As the economy evolves and takes a different course, what are the best jobs for 2008? Almost with a process of elimination, we can assume that the jobs that are contracting the most have much to do with housing and finance. In the midst of all of this there are still many bright spots to look at. MSNBC has an interesting article discussing the current state of jobs for 2008: Read More
With so much talk about the credit crisis you would think that many people would realize that not all credit is good for you. So what is the reaction of our central bank leaders? They decide to extend more liquidity to banks but the only problem is the majority of the population is already maxed out. No longer can they support back breaking monthly payments. The credit card offers in the mail are now subsiding. There was a point in time where I was receiving an incredible 3 to 5 offers per day. It was simply unbelievable and unsupportable. As we have discussed in a previous article, residential real estate is predicted to decline by 20 to 30 percent and $20 trillion in wealth is stored here. You can imagine what is going to occur when prices start declining even further. We are only in the first rounds of the credit retrenchment and already our economy is on the verge of a recession. Read More
Having a wealthy mindset does not mean that you have to be living in Pollyanna. If you selectively choose to only read positive information and shelve the negative, you will fail to miss the point of a holistic and diverse investing mindset. Wise investors realize that money can be made in up and down markets. I am shocked by the mindset of some “experts” claiming that all is fine in the current marketplace. It is not. Yet they play a zero sum game that if you do not accept positive thinking, then you are simply doomed to a life of mediocrity.
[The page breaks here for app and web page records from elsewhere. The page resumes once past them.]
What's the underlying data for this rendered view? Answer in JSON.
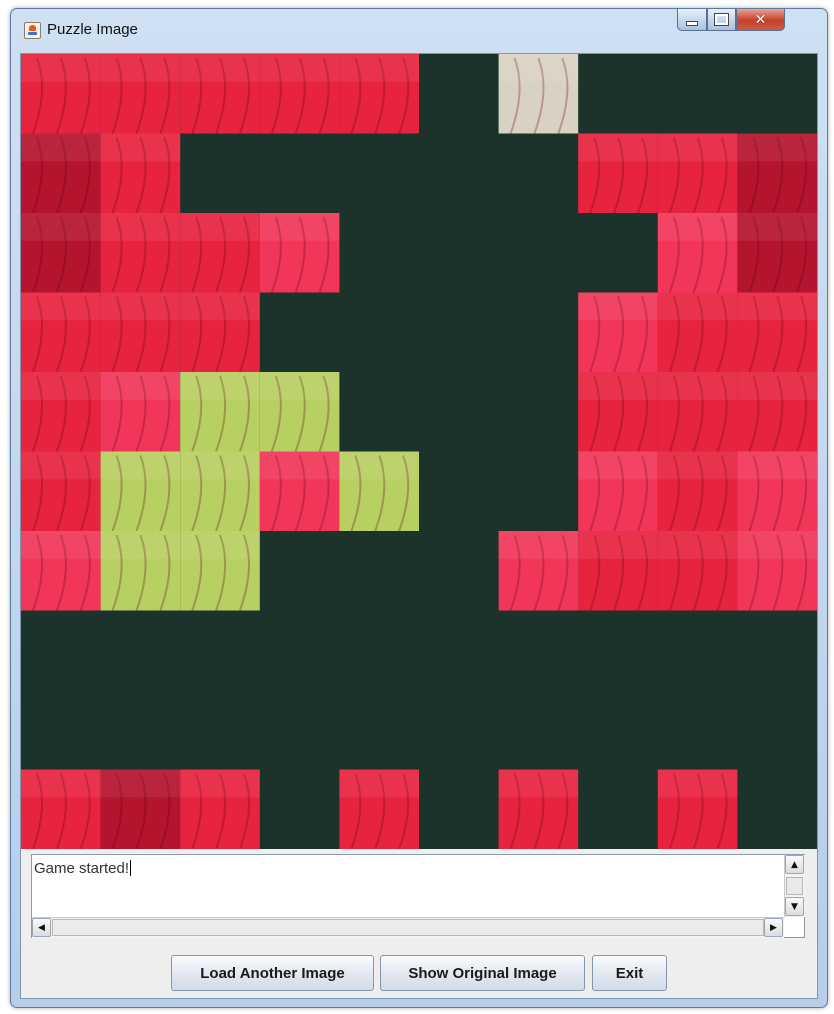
{
  "window": {
    "title": "Puzzle Image",
    "controls": {
      "minimize_icon": "minimize-icon",
      "maximize_icon": "maximize-icon",
      "close_icon": "close-icon",
      "close_glyph": "✕"
    }
  },
  "puzzle": {
    "rows": 10,
    "cols": 10,
    "background_color": "#1c332b",
    "tile_colors": {
      "r": "#e8233f",
      "d": "#b5142e",
      "p": "#f2365a",
      "g": "#b8cf62",
      "w": "#d8d2c3"
    },
    "grid": [
      "rrrrr.w...",
      "dr.....rrd",
      "drrp....pd",
      "rrr....prr",
      "rpgg...rrr",
      "rggpg..prp",
      "pgg...prrp",
      "..........",
      "..........",
      "rdr.r.r.r."
    ]
  },
  "log": {
    "text": "Game started!",
    "scroll_up_glyph": "▲",
    "scroll_down_glyph": "▼",
    "scroll_left_glyph": "◀",
    "scroll_right_glyph": "▶"
  },
  "buttons": {
    "load": "Load Another Image",
    "show": "Show Original Image",
    "exit": "Exit"
  }
}
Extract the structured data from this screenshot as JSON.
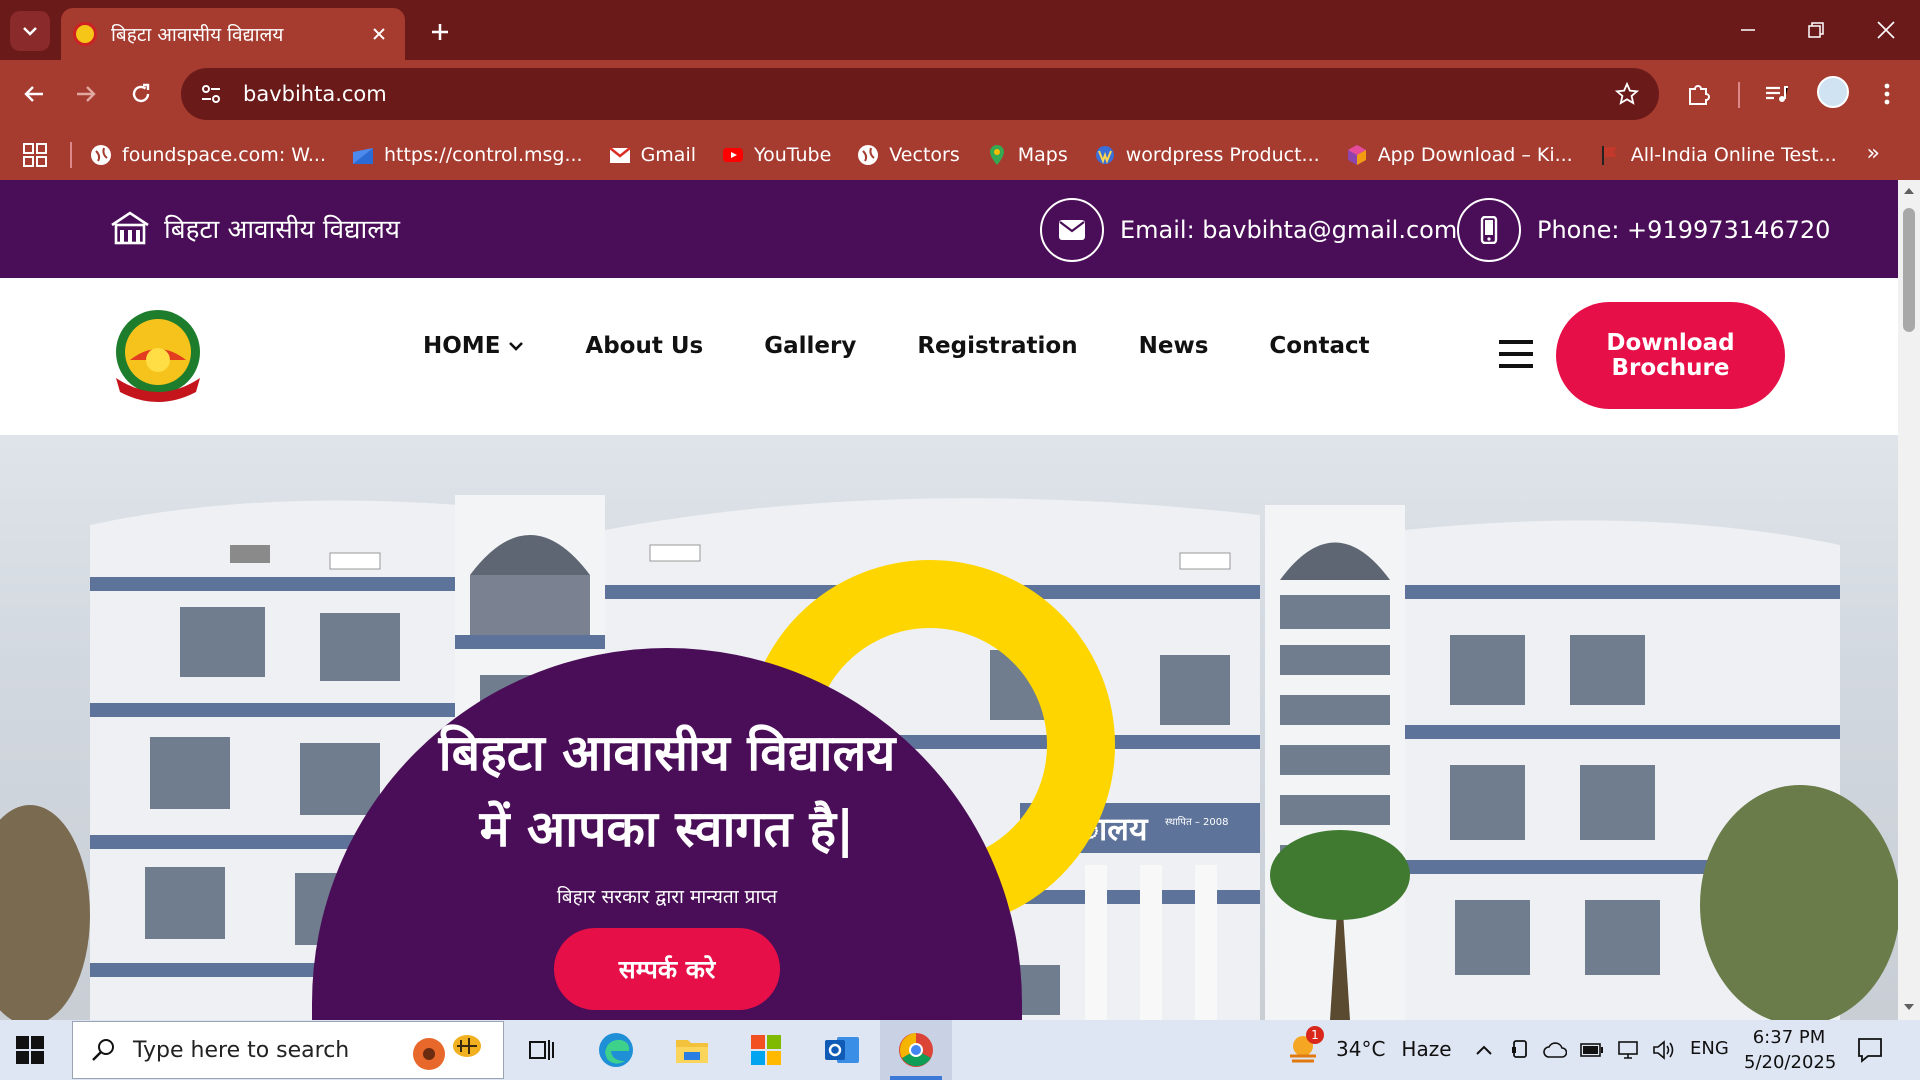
{
  "browser": {
    "tab": {
      "title": "बिहटा आवासीय विद्यालय"
    },
    "url": "bavbihta.com",
    "bookmarks": [
      {
        "label": "foundspace.com: W...",
        "icon": "globe-icon"
      },
      {
        "label": "https://control.msg...",
        "icon": "folder-icon"
      },
      {
        "label": "Gmail",
        "icon": "gmail-icon"
      },
      {
        "label": "YouTube",
        "icon": "youtube-icon"
      },
      {
        "label": "Vectors",
        "icon": "globe-icon"
      },
      {
        "label": "Maps",
        "icon": "maps-icon"
      },
      {
        "label": "wordpress Product...",
        "icon": "wordpress-icon"
      },
      {
        "label": "App Download – Ki...",
        "icon": "app-icon"
      },
      {
        "label": "All-India Online Test...",
        "icon": "flag-icon"
      }
    ],
    "bookmarks_more": "»"
  },
  "site": {
    "topbar": {
      "brand": "बिहटा आवासीय विद्यालय",
      "email": "Email: bavbihta@gmail.com",
      "phone": "Phone: +919973146720"
    },
    "nav": {
      "items": [
        "HOME",
        "About Us",
        "Gallery",
        "Registration",
        "News",
        "Contact"
      ],
      "brochure_line1": "Download",
      "brochure_line2": "Brochure"
    },
    "hero": {
      "title_line1": "बिहटा आवासीय विद्यालय",
      "title_line2": "में आपका स्वागत है|",
      "subtitle": "बिहार सरकार द्वारा मान्यता प्राप्त",
      "cta": "सम्पर्क करे",
      "building_sign": "ालय",
      "building_sign_small": "स्थापित – 2008"
    }
  },
  "taskbar": {
    "search_placeholder": "Type here to search",
    "weather_temp": "34°C",
    "weather_desc": "Haze",
    "weather_badge": "1",
    "language": "ENG",
    "time": "6:37 PM",
    "date": "5/20/2025"
  },
  "colors": {
    "chrome_dark": "#6b1a1a",
    "chrome_light": "#a63b30",
    "site_purple": "#4a0d57",
    "accent_red": "#e60f47",
    "accent_yellow": "#ffd500"
  }
}
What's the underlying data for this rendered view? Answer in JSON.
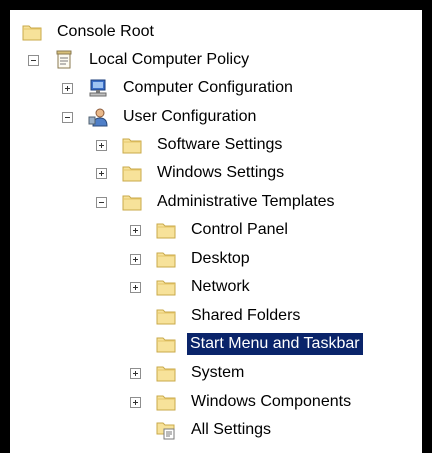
{
  "tree": {
    "console_root": "Console Root",
    "local_computer_policy": "Local Computer Policy",
    "computer_configuration": "Computer Configuration",
    "user_configuration": "User Configuration",
    "software_settings": "Software Settings",
    "windows_settings": "Windows Settings",
    "administrative_templates": "Administrative Templates",
    "control_panel": "Control Panel",
    "desktop": "Desktop",
    "network": "Network",
    "shared_folders": "Shared Folders",
    "start_menu_and_taskbar": "Start Menu and Taskbar",
    "system": "System",
    "windows_components": "Windows Components",
    "all_settings": "All Settings",
    "selected_item": "Start Menu and Taskbar"
  },
  "icons": {
    "folder": "folder-icon",
    "policy": "policy-document-icon",
    "computer": "computer-icon",
    "user": "user-icon",
    "settings": "all-settings-icon"
  },
  "colors": {
    "selection": "#0a246a",
    "folder_fill": "#f7e29a",
    "folder_stroke": "#c9a94a"
  }
}
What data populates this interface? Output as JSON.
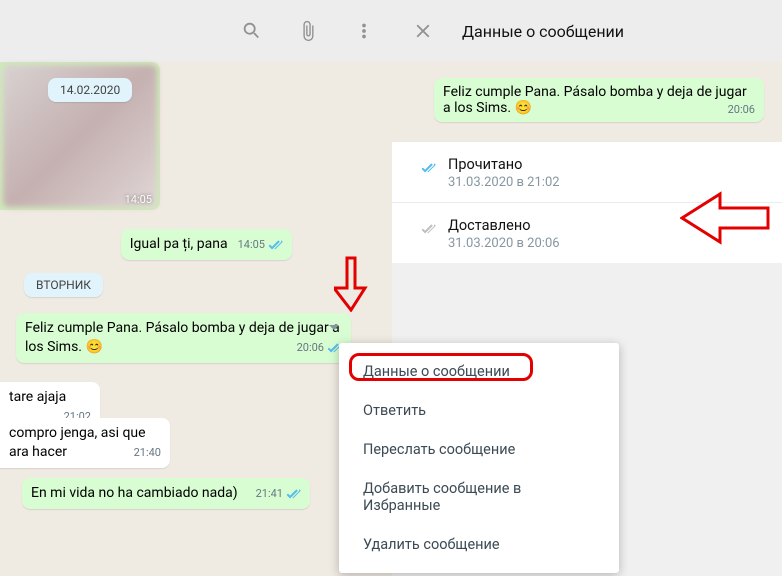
{
  "header": {},
  "dates": {
    "d1": "14.02.2020",
    "d2": "ВТОРНИК"
  },
  "media_time": "14:05",
  "msgs": {
    "m1": {
      "text": "Igual pa ți, pana",
      "time": "14:05"
    },
    "m2": {
      "text": "Feliz cumple Pana. Pásalo bomba y deja de jugar a los Sims. 😊",
      "time": "20:06"
    },
    "m3": {
      "text": "tare ajaja",
      "time": "21:02"
    },
    "m4": {
      "text": "compro jenga, asi que ara hacer",
      "time": "21:40"
    },
    "m5": {
      "text": "En  mi vida no ha cambiado nada)",
      "time": "21:41"
    }
  },
  "context_menu": {
    "info": "Данные о сообщении",
    "reply": "Ответить",
    "forward": "Переслать сообщение",
    "star": "Добавить сообщение в Избранные",
    "delete": "Удалить сообщение"
  },
  "info_panel": {
    "title": "Данные о сообщении",
    "bubble": "Feliz cumple Pana. Pásalo bomba y deja de jugar a los Sims. 😊",
    "bubble_time": "20:06",
    "read": {
      "label": "Прочитано",
      "time": "31.03.2020 в 21:02"
    },
    "delivered": {
      "label": "Доставлено",
      "time": "31.03.2020 в 20:06"
    }
  }
}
This is not the case. You must confront the brutal facts of the current situation. That is, we are in a recession and certain sectors will have a much harder time in the upcoming years. Let me list a few sectors that will continue to have problems well into the year: Read More
Current estimates put American residential wealth at $20.66 billion. This is an incredibly large number and that is why even the relatively small percentage decline in prices last year has put the entire economy at risk. According to the Case-Shiller Index which tracks 20 metropolitan areas in the United States, the index is now down 7.8% on a year over year basis. The benefit of the Case-Shiller Index is that it tracks the sale of individual homes over time to get a more accurate representation of the current market than say comparable sales which is the typical appraiser standard of measuring homes. For example, an appraiser will normally look at 3 homes that have recently sold in your immediate area and divide the sales price to the square footage of the home. Of course this is similar to driving forward looking backwards.There have been recent estimates that real estate nationwide is expected to fall another 20 to 30 percent. This is a major contributing factor to the downturn because this is how much wealth will be wiped out: Read More
As people panic to find places to store their wealth and preserve what they have earned, you may want to consider having a portion of your investment portfolio in foreign currencies. If you want to know how poorly the market has done over the past year, take a look at the following data: Read More
Many of you had the chance to catch a glimpse of the 60 Minutes episode this past weekend called, House of Cards. In a nutshell, what has occurred with the housing market is a glorified Ponzi Scheme. The housing market was fueled and pumped by perpetual housing speculation motion. That is, the idea that the home you buy today will be worth a lot more when you sell it in the future. The majority of those complicit in the charade never stopped and asked the inevitable question of how they would react should prices go down.We’ve all had those moments where we let our mind wander and think, where does money come from? Yet the answer is so obvious and disturbing that we erase the thought. The housing market was built on the margin of real asset wealth and speculative hedging. No one is going to dispute that housing has an inherent value to it. Unlike over-the-counter (OTC) stocks that can quickly vanish into thin air overnight, home values will not decline to zero. There is a fundamental and intrinsic value to real estate. And in most places this is determined by local area economics and the ability of people to afford a monthly payment.